▸ Task goal: Pull out every line of the listing below where "October" appears.

▸ Given records:
◆ ◆ ◆
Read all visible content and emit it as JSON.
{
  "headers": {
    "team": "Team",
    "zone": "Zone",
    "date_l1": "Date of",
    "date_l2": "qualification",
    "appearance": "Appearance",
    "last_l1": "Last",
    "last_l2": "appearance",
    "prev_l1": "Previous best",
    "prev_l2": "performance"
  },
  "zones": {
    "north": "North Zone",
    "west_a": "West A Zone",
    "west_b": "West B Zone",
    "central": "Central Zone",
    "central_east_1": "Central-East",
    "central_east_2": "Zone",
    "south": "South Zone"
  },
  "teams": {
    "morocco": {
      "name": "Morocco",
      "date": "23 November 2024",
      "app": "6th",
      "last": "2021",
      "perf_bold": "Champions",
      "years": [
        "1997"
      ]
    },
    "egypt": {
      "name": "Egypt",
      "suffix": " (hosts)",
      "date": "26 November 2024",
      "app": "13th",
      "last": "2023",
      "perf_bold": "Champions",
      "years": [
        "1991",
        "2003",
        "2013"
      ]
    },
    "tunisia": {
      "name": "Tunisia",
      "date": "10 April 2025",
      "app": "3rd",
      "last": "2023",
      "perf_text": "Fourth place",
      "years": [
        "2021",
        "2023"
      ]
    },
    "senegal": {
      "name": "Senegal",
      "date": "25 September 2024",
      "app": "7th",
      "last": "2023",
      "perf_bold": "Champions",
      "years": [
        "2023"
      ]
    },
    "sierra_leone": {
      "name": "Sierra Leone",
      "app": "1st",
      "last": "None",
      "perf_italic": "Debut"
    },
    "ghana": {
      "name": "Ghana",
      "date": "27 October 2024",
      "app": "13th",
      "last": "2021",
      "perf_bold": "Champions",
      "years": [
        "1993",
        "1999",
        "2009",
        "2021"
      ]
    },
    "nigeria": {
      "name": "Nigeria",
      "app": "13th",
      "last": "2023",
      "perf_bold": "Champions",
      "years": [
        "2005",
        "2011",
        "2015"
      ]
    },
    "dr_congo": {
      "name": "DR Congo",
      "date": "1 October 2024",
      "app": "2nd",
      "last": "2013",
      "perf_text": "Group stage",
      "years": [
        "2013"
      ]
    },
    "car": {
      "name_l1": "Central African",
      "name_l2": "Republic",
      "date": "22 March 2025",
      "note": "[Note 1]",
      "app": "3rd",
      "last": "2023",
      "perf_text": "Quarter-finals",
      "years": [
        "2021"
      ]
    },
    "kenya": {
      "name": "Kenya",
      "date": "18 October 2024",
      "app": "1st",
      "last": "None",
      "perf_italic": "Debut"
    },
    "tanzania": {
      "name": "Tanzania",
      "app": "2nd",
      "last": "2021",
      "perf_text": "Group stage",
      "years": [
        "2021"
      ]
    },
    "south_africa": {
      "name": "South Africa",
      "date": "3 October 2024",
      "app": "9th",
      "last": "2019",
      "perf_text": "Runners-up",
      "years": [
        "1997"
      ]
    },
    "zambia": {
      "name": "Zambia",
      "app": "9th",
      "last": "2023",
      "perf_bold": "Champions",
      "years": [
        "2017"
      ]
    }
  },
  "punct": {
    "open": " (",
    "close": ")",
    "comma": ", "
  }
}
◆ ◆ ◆
▸ Completed task:
      "date": "27 October 2024",
      "date": "1 October 2024",
      "date": "18 October 2024",
      "date": "3 October 2024",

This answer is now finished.